» **Problem description**: Please work out how many lines in the records below include the word "username", and reply with that number only.
Top of Provided data
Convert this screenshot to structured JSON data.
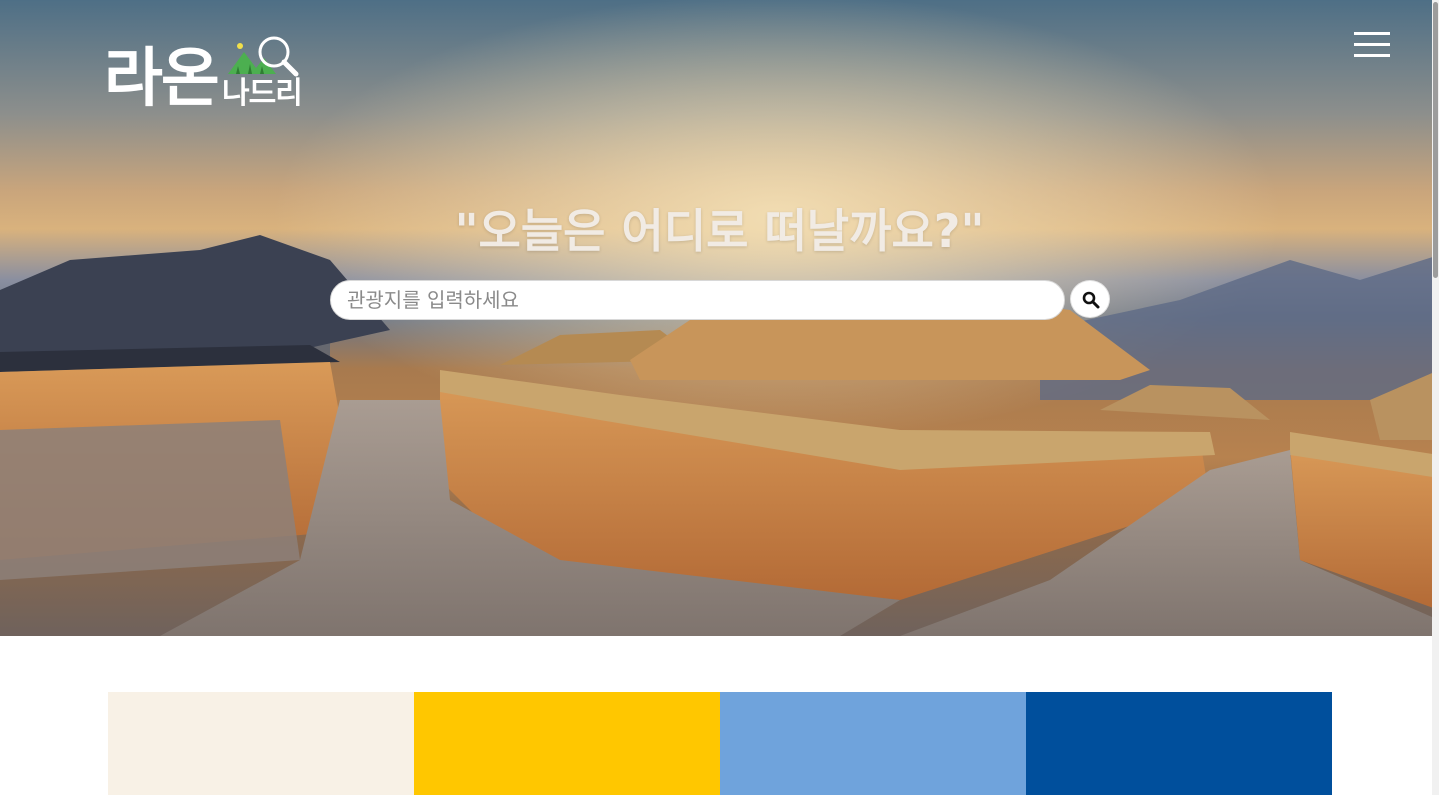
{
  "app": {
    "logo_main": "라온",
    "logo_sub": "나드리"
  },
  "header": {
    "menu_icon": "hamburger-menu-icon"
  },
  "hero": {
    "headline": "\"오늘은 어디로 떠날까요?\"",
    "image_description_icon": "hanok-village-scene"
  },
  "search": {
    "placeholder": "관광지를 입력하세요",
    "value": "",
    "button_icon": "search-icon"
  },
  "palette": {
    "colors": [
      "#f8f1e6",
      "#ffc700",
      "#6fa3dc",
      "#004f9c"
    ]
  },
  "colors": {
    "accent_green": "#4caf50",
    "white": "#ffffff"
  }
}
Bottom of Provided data
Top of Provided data
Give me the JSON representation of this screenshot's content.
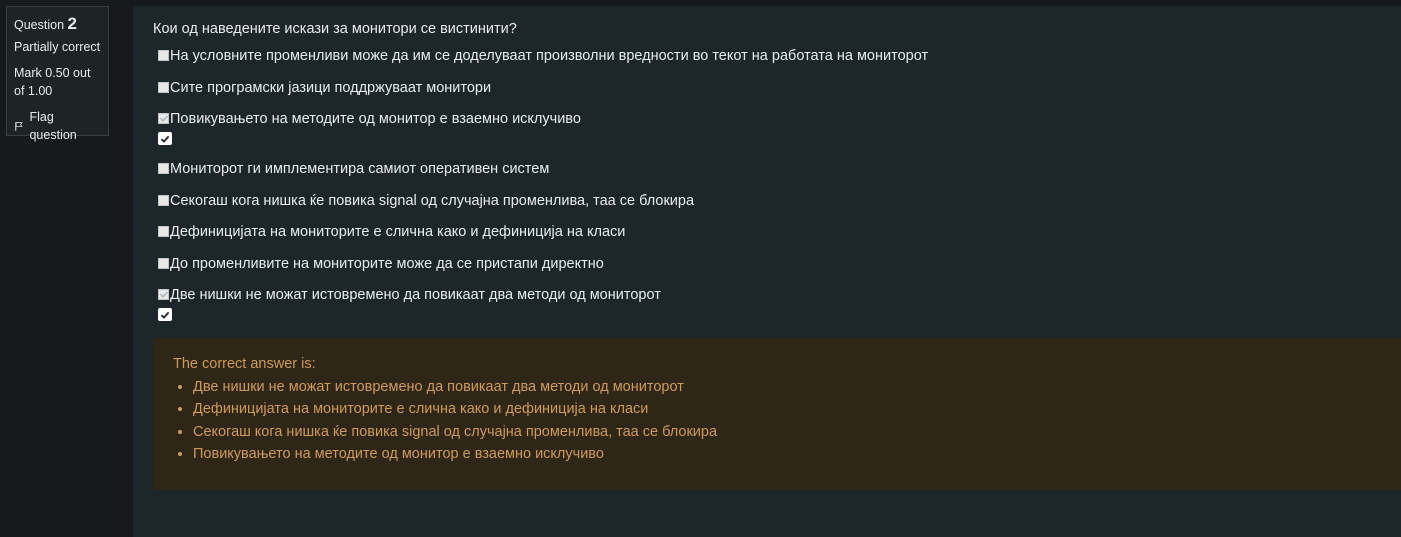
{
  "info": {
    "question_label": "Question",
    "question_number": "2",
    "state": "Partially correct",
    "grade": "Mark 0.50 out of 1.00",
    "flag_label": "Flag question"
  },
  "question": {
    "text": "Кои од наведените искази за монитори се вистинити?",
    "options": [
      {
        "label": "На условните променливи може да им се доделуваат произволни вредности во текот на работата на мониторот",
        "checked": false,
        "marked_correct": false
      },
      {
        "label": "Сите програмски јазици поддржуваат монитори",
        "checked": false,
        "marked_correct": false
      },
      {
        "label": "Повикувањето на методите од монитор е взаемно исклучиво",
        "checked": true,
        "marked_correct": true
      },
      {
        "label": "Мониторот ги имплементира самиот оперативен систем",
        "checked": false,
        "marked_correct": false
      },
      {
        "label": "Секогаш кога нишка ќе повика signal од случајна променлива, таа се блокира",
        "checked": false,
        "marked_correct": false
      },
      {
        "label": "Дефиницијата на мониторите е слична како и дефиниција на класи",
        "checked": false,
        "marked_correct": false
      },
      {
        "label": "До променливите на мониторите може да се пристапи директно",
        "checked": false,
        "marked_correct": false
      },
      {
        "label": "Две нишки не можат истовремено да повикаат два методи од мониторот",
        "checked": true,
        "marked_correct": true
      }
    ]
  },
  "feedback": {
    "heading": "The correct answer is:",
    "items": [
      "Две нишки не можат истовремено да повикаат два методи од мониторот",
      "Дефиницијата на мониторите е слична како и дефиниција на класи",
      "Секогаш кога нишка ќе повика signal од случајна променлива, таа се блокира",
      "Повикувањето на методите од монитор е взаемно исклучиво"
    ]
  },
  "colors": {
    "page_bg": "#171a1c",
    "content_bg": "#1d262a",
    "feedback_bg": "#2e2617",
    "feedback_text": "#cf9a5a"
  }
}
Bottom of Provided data
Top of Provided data
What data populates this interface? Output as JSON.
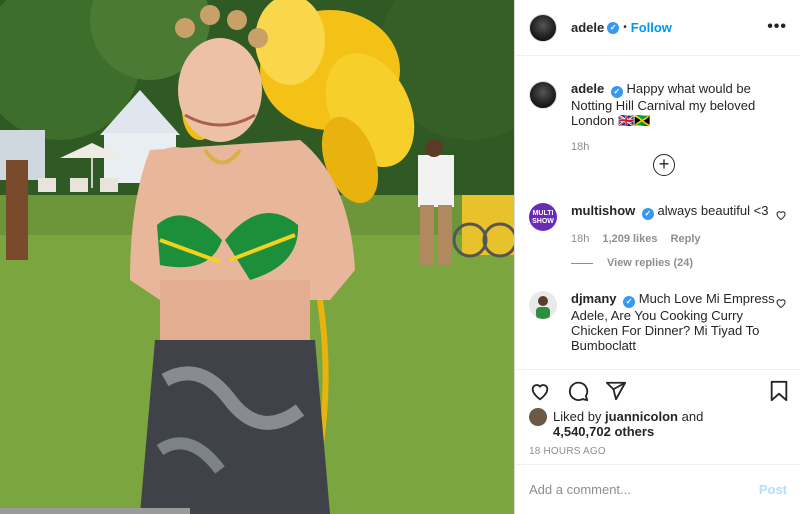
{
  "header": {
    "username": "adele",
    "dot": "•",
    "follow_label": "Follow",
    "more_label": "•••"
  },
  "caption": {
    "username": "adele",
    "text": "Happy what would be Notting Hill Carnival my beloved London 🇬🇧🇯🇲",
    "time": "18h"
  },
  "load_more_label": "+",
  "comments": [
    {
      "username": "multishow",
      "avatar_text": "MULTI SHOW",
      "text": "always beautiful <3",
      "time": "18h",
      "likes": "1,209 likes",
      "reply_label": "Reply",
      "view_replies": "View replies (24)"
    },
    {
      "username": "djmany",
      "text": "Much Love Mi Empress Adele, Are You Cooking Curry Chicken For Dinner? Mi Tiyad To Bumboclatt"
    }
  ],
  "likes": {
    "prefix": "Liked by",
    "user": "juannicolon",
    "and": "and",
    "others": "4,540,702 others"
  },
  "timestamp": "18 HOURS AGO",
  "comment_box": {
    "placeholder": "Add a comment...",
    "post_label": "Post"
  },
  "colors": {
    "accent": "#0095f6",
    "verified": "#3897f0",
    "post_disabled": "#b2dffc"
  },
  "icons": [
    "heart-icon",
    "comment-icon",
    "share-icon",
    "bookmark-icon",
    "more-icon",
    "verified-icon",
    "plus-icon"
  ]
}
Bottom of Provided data
» **Answer space**: 4